→ **DESCRIPTION OF THE TASK**
I would like each line of the data that holds the word "month" copied out.

[Opening MATERIALS PROVIDED section]

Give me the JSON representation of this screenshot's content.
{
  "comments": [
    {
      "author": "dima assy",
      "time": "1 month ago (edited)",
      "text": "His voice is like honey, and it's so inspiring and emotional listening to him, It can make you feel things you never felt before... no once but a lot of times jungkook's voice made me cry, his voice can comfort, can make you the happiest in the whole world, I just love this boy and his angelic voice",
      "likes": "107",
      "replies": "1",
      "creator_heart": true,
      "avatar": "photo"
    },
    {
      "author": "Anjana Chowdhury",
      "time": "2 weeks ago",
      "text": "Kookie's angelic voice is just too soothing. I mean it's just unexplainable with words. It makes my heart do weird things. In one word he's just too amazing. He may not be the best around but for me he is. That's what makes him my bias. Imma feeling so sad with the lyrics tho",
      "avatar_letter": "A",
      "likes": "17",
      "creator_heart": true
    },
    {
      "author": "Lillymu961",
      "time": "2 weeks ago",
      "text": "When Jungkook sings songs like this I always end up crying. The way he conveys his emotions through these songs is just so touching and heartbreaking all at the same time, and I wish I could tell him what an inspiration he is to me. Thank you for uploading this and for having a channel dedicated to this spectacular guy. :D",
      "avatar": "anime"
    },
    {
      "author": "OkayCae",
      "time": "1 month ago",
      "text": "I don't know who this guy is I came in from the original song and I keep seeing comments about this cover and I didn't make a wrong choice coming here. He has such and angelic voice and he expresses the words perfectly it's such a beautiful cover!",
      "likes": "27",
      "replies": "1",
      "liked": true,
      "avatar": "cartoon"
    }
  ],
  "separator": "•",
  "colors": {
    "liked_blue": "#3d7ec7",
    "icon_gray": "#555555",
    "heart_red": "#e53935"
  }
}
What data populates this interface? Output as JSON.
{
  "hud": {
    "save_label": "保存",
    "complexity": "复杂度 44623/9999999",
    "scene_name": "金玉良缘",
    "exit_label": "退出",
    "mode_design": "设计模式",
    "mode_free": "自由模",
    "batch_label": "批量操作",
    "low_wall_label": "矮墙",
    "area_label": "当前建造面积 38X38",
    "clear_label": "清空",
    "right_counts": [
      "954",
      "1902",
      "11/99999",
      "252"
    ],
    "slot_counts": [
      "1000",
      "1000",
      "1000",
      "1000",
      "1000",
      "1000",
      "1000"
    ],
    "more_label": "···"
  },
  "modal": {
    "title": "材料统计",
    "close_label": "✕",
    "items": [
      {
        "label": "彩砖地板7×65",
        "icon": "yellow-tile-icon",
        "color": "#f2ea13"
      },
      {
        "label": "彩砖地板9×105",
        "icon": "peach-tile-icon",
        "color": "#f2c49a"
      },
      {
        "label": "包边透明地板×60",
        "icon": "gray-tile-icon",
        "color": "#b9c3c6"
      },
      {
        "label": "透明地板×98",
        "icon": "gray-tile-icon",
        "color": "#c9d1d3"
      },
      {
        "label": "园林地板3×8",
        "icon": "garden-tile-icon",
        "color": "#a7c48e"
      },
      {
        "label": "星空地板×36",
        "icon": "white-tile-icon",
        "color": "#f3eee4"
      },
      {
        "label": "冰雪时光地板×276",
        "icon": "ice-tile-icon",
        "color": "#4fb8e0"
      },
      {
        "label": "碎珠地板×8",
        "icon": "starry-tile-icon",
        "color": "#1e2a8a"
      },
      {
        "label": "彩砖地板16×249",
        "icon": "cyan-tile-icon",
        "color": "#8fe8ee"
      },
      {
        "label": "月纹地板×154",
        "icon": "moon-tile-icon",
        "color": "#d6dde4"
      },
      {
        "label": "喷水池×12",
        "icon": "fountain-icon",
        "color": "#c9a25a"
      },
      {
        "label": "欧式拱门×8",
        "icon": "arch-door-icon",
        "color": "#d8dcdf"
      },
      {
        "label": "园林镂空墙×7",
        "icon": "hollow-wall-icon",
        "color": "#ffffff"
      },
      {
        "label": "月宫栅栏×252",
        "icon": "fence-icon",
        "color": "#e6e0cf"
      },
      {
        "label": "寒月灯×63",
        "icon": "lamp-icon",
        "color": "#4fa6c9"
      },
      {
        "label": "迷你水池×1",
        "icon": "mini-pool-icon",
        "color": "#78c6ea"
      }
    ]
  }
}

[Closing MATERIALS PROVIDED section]

→ **YOUR RESPONSE**
      "time": "1 month ago (edited)",
      "time": "1 month ago",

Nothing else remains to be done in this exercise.